3 min to read
Fall Jerkbaits – Shawn Overton
Category : BACK DECK
One of the most overlooked lures during the fall transition is a jerkbait. Fall is a great time to get on the water and chase schooling bass. When the water temps start to dip around the 60 degree mark, I’ll tie on a jerkbait. When everyone else is throwing reaction baits, like topwater walking baits, spinnerbaits, or even lipless crankbaits, a jerkbait gives the fish a different look. Don’t underestimate the productivity of the jerkbait in the fall. It’s not just an early spring bait.
These baits are well known in the angler community but I don’t think most anglers use them to there fullest potential.
When bass are in the fall transition, they spend their days roaming looking for schools of bait. Nothing mimics an injured or confused baitfish like a jerkbait. With there tight wobbling action and the stop-and-go retrieve, you can mimic any baitfish the bass are keying in on.
When chasing fall bass, you might be looking for bass that are on points and around bluff walls before they head back into the creeks. When bass are roaming around bluffs looking for baitfish, they like to suspend in the water column; this is when a jerkbait shines. When fishing around bluffs, I make long casts all the way to the walls and work the bait back to the boat. The water around bluff walls is typically clear so the bass will travel longer distances to eat it. Sometimes the bass can be very hard to trigger into biting. This is when you need to experiment with your retrieve. Just because a twitch, twitch, pause worked on the day before dosen’t mean it will work today. So experiment with your retrieve. Let the fish tell you what they want.

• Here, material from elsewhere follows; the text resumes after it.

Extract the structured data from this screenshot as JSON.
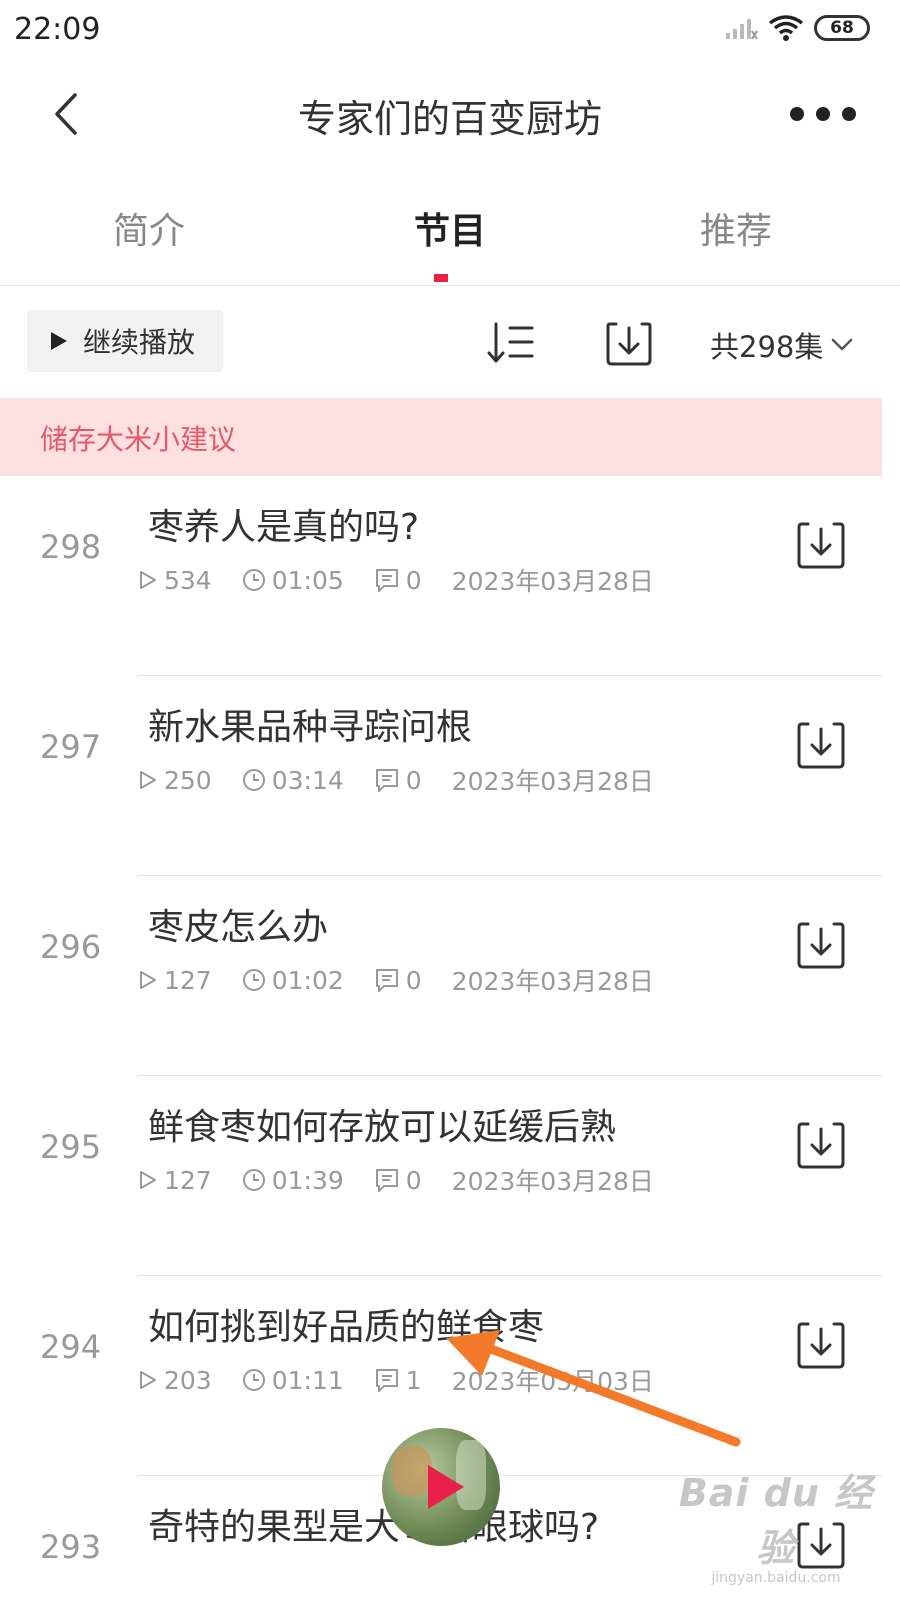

When the water reaches the 60 degree mark, I’ll usually start by throwing a floating model. You can work the floaters faster and cover more water with them. When the water is this warm, you can make fast twitches with short pauses with positive results. Once the water temps dip down to 50 degrees and below, I’ll start throwing suspending models, or I’ll add suspending dots to the floating baits. The colder the water, the longer the pause. When the water is still in the 50’s I get most of my bite’s with a 3-5 second pause. Once the water drops below 50 degrees, you really have to be patient. Some days, I can make a full 10 count before I get bit. Your cadence really depends on the fish and how they are reacting to the bait. With the colder water, more subtle twitches have better results.
When fishing points, especially points with pea gravel, I’ll make long casts into the shallower water and work my bait back to the deeper water. This way I can make the bait scrape off the bottom before it gets into deeper water; this just drives them crazy.
Your equipment is also very important when throwing jerkbaits. I prefer a shorter rod with a softer tip, like a 6’6″ Medium action, that way when you hook up, you don’t tear the hooks out of the fish. I like my jerkbait to reach the 6-9 foot range. To accomplish this, I use fluorocarbon because it sinks. Mono floats so you won’t be getting your bait down to the strike zone completely.
Fishing jerkbaits in the fall can produce some of the best days ever experienced. So tie one on and get out there.
Circuits fished: Flw Rayovac, Flw BFL, and local club events
Years co: Two years in the BFL and one year in the Rayovac
Favorite technique: Flipping a jig
Hobbies: Spending time with my family and playing hockey